If you’re reading this line, then the headline worked. It provided a social incentive to continue reading. More on social incentives later, but for now notice two things: First, that incentives work and second that if a headline can be an incentive then, chances are, incentives are more than you realized.
What’s an Incentive? Incentives are “anything that motivates or encourages us to do something.” We often think of incentives as carrots and sticks (the expectation of a reward or the fear of punishment), and in some ways they are, but those carrots and sticks can take many forms—not just money and prizes—and can include a few things you probably didn’t expect. Some examples include:
1. Design Incentives – You can encourage people to make particular choices by the way you present their options. In nations where people must “opt-in” to organ donation, participation rates average only 10%. But, in nations where people must “opt-out” of organ donation, participation rates skyrocket to an average of 90%!
2. Moral Incentives – Moral incentives work by convincing people that certain behaviors are right and others are wrong. Generally we think recycling is right and littering is wrong and do one while avoiding the other.
3. Social Incentives – We like to fit in. Social incentives are based on our desire to conform to what others are doing. When a hotel posted signs indicating that 75% of hotel guests reuse their towels at least once during their stay, towel reuse increased by 26%. When they changed to sign to read, “…75% of guests who stayed in this room…” towel reuse jumped to 33%!
4. Financial Incentives – These are money and/or prizes. They can work, but often aren’t necessary. For example, a group of lawyers were offered $30 to draft wills for needy retirees and none accepted. Because they were offered money, they thought in terms of market norms and judged the fee as insufficient compensation. However, when asked to do it for FREE, the same lawyers agreed! Since money wasn’t involved, the lawyers considered the request in terms of social norms and saw it as “the right thing to do.”
Not only are financial incentives often not necessary, they can even backfire. Once you begin paying people to do things they previously did because they were “right,” they will often stop doing them for moral reasons and require financial rewards instead. Oops!
Now that you know a bit more about incentives, let’s look at some guidelines for applying them.
1. Only incentivize actions known to add value to the desired outcome. If it doesn’t contribute to your goal, why encourage people to do it?
2. Make incentives proportional to the difficulty and importance of the desired action.

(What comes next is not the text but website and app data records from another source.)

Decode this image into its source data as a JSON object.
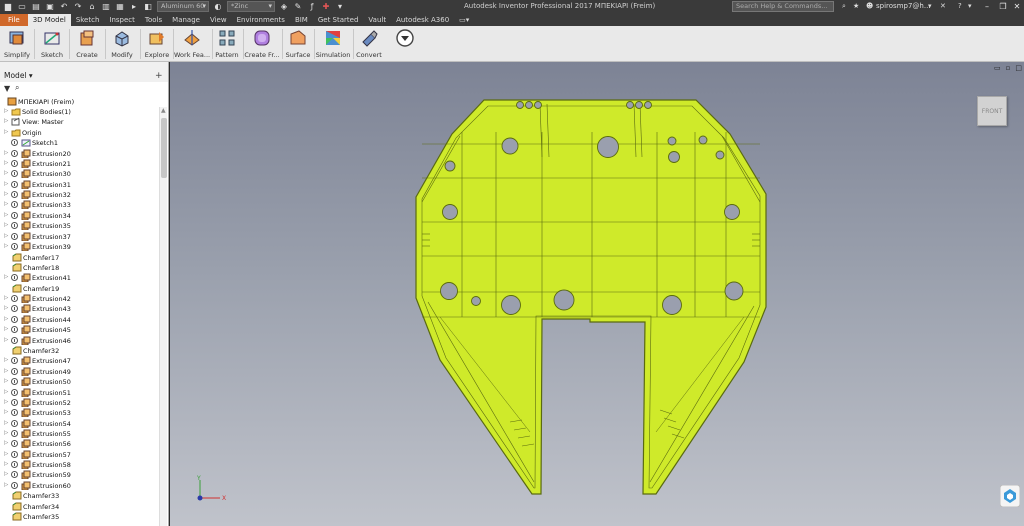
{
  "title_bar": {
    "material": "Aluminum 60",
    "appearance": "*Zinc",
    "app_title": "Autodesk Inventor Professional 2017   ΜΠΕΚΙΑΡΙ (Freim)",
    "search_placeholder": "Search Help & Commands...",
    "user": "spirosmp7@h...",
    "help": "?"
  },
  "tabs": [
    "File",
    "3D Model",
    "Sketch",
    "Inspect",
    "Tools",
    "Manage",
    "View",
    "Environments",
    "BIM",
    "Get Started",
    "Vault",
    "Autodesk A360"
  ],
  "active_tab": "3D Model",
  "ribbon": [
    {
      "label": "Simplify",
      "icon": "simplify-icon"
    },
    {
      "label": "Sketch",
      "icon": "sketch-icon"
    },
    {
      "label": "Create",
      "icon": "create-icon"
    },
    {
      "label": "Modify",
      "icon": "modify-icon"
    },
    {
      "label": "Explore",
      "icon": "explore-icon"
    },
    {
      "label": "Work Fea...",
      "icon": "work-features-icon"
    },
    {
      "label": "Pattern",
      "icon": "pattern-icon"
    },
    {
      "label": "Create Fr...",
      "icon": "create-freeform-icon"
    },
    {
      "label": "Surface",
      "icon": "surface-icon"
    },
    {
      "label": "Simulation",
      "icon": "simulation-icon"
    },
    {
      "label": "Convert",
      "icon": "convert-icon"
    }
  ],
  "browser": {
    "title": "Model",
    "tree": [
      {
        "label": "ΜΠΕΚΙΑΡΙ (Freim)",
        "type": "part",
        "expand": false,
        "vis": false,
        "indent": 0
      },
      {
        "label": "Solid Bodies(1)",
        "type": "folder",
        "expand": true,
        "vis": false,
        "indent": 1
      },
      {
        "label": "View: Master",
        "type": "view",
        "expand": true,
        "vis": false,
        "indent": 1
      },
      {
        "label": "Origin",
        "type": "folder",
        "expand": true,
        "vis": false,
        "indent": 1
      },
      {
        "label": "Sketch1",
        "type": "sketch",
        "expand": false,
        "vis": true,
        "indent": 1
      },
      {
        "label": "Extrusion20",
        "type": "extrusion",
        "expand": true,
        "vis": true,
        "indent": 1
      },
      {
        "label": "Extrusion21",
        "type": "extrusion",
        "expand": true,
        "vis": true,
        "indent": 1
      },
      {
        "label": "Extrusion30",
        "type": "extrusion",
        "expand": true,
        "vis": true,
        "indent": 1
      },
      {
        "label": "Extrusion31",
        "type": "extrusion",
        "expand": true,
        "vis": true,
        "indent": 1
      },
      {
        "label": "Extrusion32",
        "type": "extrusion",
        "expand": true,
        "vis": true,
        "indent": 1
      },
      {
        "label": "Extrusion33",
        "type": "extrusion",
        "expand": true,
        "vis": true,
        "indent": 1
      },
      {
        "label": "Extrusion34",
        "type": "extrusion",
        "expand": true,
        "vis": true,
        "indent": 1
      },
      {
        "label": "Extrusion35",
        "type": "extrusion",
        "expand": true,
        "vis": true,
        "indent": 1
      },
      {
        "label": "Extrusion37",
        "type": "extrusion",
        "expand": true,
        "vis": true,
        "indent": 1
      },
      {
        "label": "Extrusion39",
        "type": "extrusion",
        "expand": true,
        "vis": true,
        "indent": 1
      },
      {
        "label": "Chamfer17",
        "type": "chamfer",
        "expand": false,
        "vis": false,
        "indent": 1
      },
      {
        "label": "Chamfer18",
        "type": "chamfer",
        "expand": false,
        "vis": false,
        "indent": 1
      },
      {
        "label": "Extrusion41",
        "type": "extrusion",
        "expand": true,
        "vis": true,
        "indent": 1
      },
      {
        "label": "Chamfer19",
        "type": "chamfer",
        "expand": false,
        "vis": false,
        "indent": 1
      },
      {
        "label": "Extrusion42",
        "type": "extrusion",
        "expand": true,
        "vis": true,
        "indent": 1
      },
      {
        "label": "Extrusion43",
        "type": "extrusion",
        "expand": true,
        "vis": true,
        "indent": 1
      },
      {
        "label": "Extrusion44",
        "type": "extrusion",
        "expand": true,
        "vis": true,
        "indent": 1
      },
      {
        "label": "Extrusion45",
        "type": "extrusion",
        "expand": true,
        "vis": true,
        "indent": 1
      },
      {
        "label": "Extrusion46",
        "type": "extrusion",
        "expand": true,
        "vis": true,
        "indent": 1
      },
      {
        "label": "Chamfer32",
        "type": "chamfer",
        "expand": false,
        "vis": false,
        "indent": 1
      },
      {
        "label": "Extrusion47",
        "type": "extrusion",
        "expand": true,
        "vis": true,
        "indent": 1
      },
      {
        "label": "Extrusion49",
        "type": "extrusion",
        "expand": true,
        "vis": true,
        "indent": 1
      },
      {
        "label": "Extrusion50",
        "type": "extrusion",
        "expand": true,
        "vis": true,
        "indent": 1
      },
      {
        "label": "Extrusion51",
        "type": "extrusion",
        "expand": true,
        "vis": true,
        "indent": 1
      },
      {
        "label": "Extrusion52",
        "type": "extrusion",
        "expand": true,
        "vis": true,
        "indent": 1
      },
      {
        "label": "Extrusion53",
        "type": "extrusion",
        "expand": true,
        "vis": true,
        "indent": 1
      },
      {
        "label": "Extrusion54",
        "type": "extrusion",
        "expand": true,
        "vis": true,
        "indent": 1
      },
      {
        "label": "Extrusion55",
        "type": "extrusion",
        "expand": true,
        "vis": true,
        "indent": 1
      },
      {
        "label": "Extrusion56",
        "type": "extrusion",
        "expand": true,
        "vis": true,
        "indent": 1
      },
      {
        "label": "Extrusion57",
        "type": "extrusion",
        "expand": true,
        "vis": true,
        "indent": 1
      },
      {
        "label": "Extrusion58",
        "type": "extrusion",
        "expand": true,
        "vis": true,
        "indent": 1
      },
      {
        "label": "Extrusion59",
        "type": "extrusion",
        "expand": true,
        "vis": true,
        "indent": 1
      },
      {
        "label": "Extrusion60",
        "type": "extrusion",
        "expand": true,
        "vis": true,
        "indent": 1
      },
      {
        "label": "Chamfer33",
        "type": "chamfer",
        "expand": false,
        "vis": false,
        "indent": 1
      },
      {
        "label": "Chamfer34",
        "type": "chamfer",
        "expand": false,
        "vis": false,
        "indent": 1
      },
      {
        "label": "Chamfer35",
        "type": "chamfer",
        "expand": false,
        "vis": false,
        "indent": 1
      }
    ]
  },
  "viewport": {
    "viewcube_label": "FRONT",
    "part_color": "#cfea2a",
    "part_edge_color": "#5a6a10",
    "triad": {
      "y": "Y",
      "x": "X"
    }
  },
  "colors": {
    "file_tab": "#d0682a",
    "chrome_dark": "#3a3a3a",
    "ribbon_bg": "#e9e9e9"
  }
}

If the action is vital to the desired outcome and also difficult for the participant to complete then it deserves a stronger incentive.
3. Use the minimally effective incentive. Never offer two carrots when one will do.
4. Apply incentives in a “Smart Sequence”:
a. Design First - Build incentives into the products themselves using fluent design.
b. Moral/Social Second - When Design Incentives are insufficient, apply social incentives. Studies have shown social incentives to outperform financial incentives.
c. Financial as a Last Resort - When design and social incentives are insufficient, consider financial incentives, but only as a last resort and within the framework of the behavioral principles that govern people’s response to them, including:
i. Loss Aversion - People work harder to avoid losses than they will to acquire gains. Therefore, framing incentives correctly (Do people earn points or for completing desired tasks or lose points for failing to complete them?) determines their impact.
ii. Hyperbolic Discounting - People are addicted to now but discount things in the future. So, a free lunch in the café today can be more influential than hundreds of dollars paid later.
iii. Mental Accounting – People value money differently depending on the mental account into which they place it. That means $5 in their pocket may be a stronger incentive than $50 in their savings account because people perceive the $5 as theirs to spend.
Incentives can take many forms and are influenced by some crazy quirks of human behavior. But, by applying them correctly, they can help you achieve your goals.
Spread the fire. GS